It was my first summer where I worked full time in a decade. I can't deny I missed spending the summer in the sun, but I enjoy my colleagues. Most of them are bright, compassionate, interesting and dedicated writers and artists. Here are a few of their sites: Andrea's, Evelyn's and Haydia's. Come cool portfolios? How about JeremyJim and Gregor? My talented work buddies inspire me every day. 

Welcome, Fall. It's knitting season (every season is knitting season but this is PRIMO knitting season). Time to make soups, time to sleep well through cool nights. Time to read good books (I finished "The Boy in the Suitcase" yesterday) and drink coffee with faux-pumpkin flavor. Time to curl up on a sofa under a blanket with the dog . Time to challenge my brain by helping my kids with homework.

Time to blog again?

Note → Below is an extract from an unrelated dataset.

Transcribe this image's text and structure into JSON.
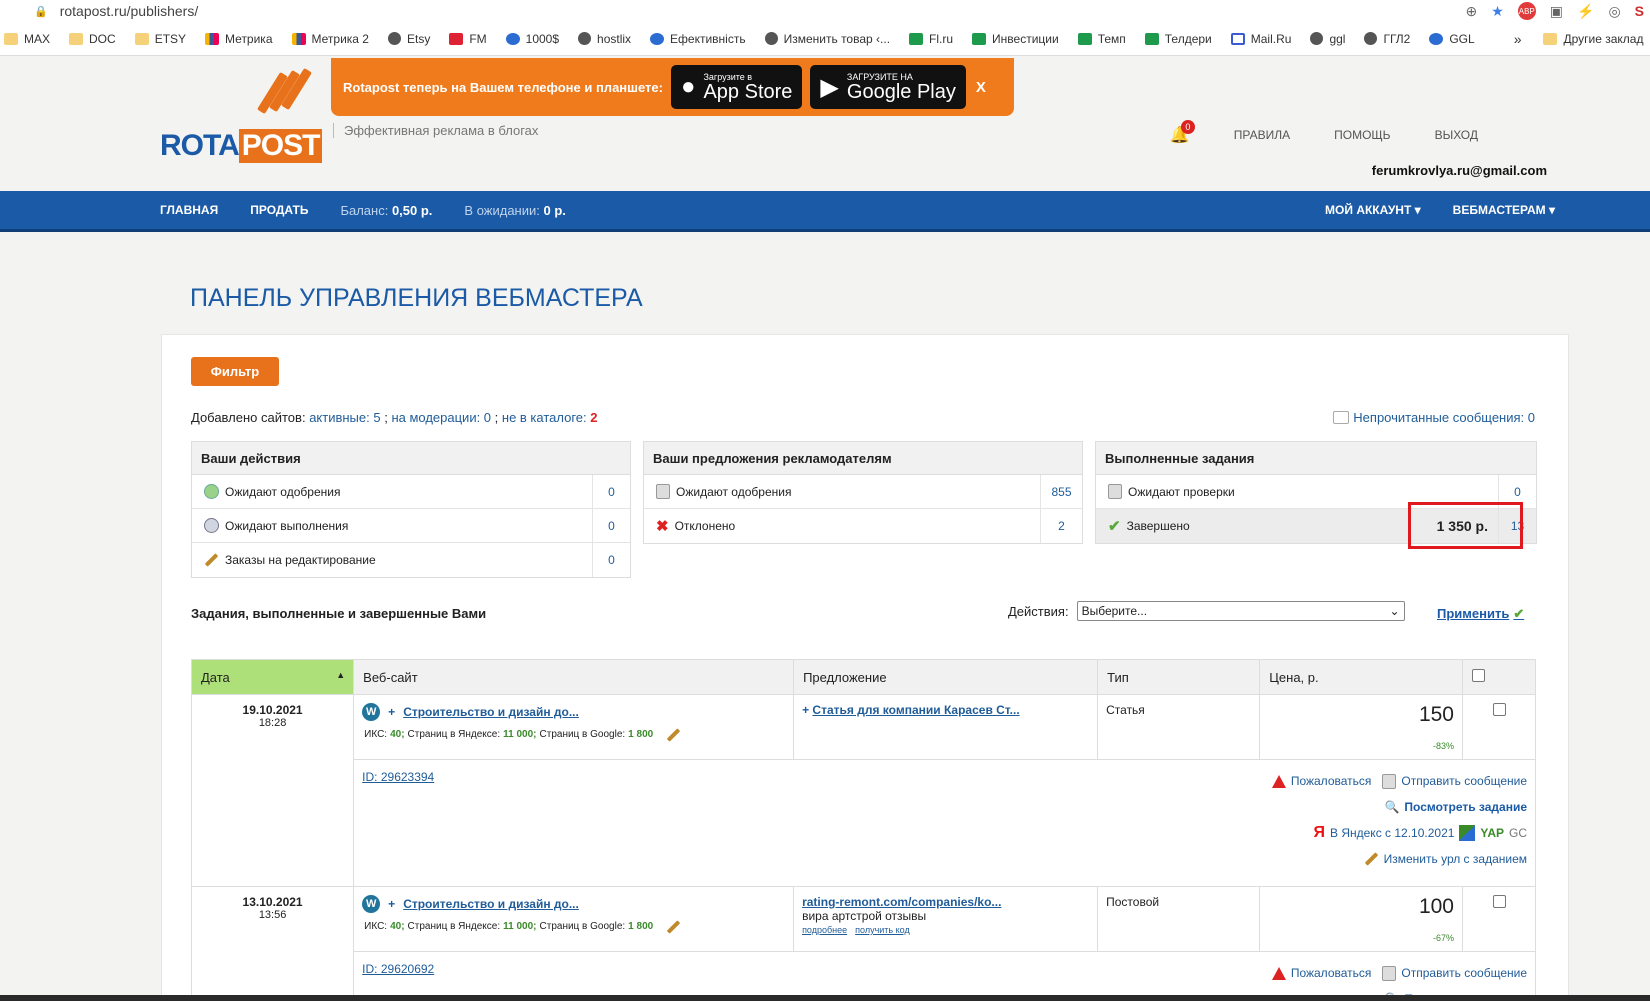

Let's hope so.

Monday, May 20, 2013

Monday

It was one of those Monday mornings. I woke up tired, forced myself out of bed, into the shower and by the time I had gotten out, my son had gone. My daughter and I spent precisely three minutes together in the kitchen. She drank half a cup of very sweet coffee and off she went into the world of high school.

I faced the traffic, which wasn't as bad as I had imagined, and came into an office filled with stress. Or perhaps it wasn't filled with stress as much as my little bubble was surrounded by it? I opened my work e-mail which I intentionally left alone for the weekend and I felt like I'd been bitten by something. Have you ever opened a credit card bill and taken a double take at the amount due? "That can't be right?" you think, and as you survey the damages outlined by Chase, you see that it is, of course, accurate. You charged every single item.

Such was my e-mail. Copy went to a client that I had tried to improve, but actually made worse in my haste. Today I heard from the client. Little things that I had done or left undone throughout the past few weeks all seemed to come back to me today. Like a seemingly innocent $53.98 from an online retailer isn't a big deal, when added with other similar things adds up to quite a lot of stress.

I did the worst thing I could have done to remedy the situation. Instead of taking, stock and prioritizing, I foolishly tried to fix everything at once. This was likely the cause of my issues to begin with.

It's important to remember that not everything has to be done immediately. It's actually faster in the long run to do things slowly and correctly that rush through things, even if they are "must do now!" But it goes against my nature.

It was also important to turn off the laptop today. After "only" eight and a half hours, leave and go home to the people I love. Had I spent more time with them this morning, perhaps I would have shown up to work slightly more ready to take on the world.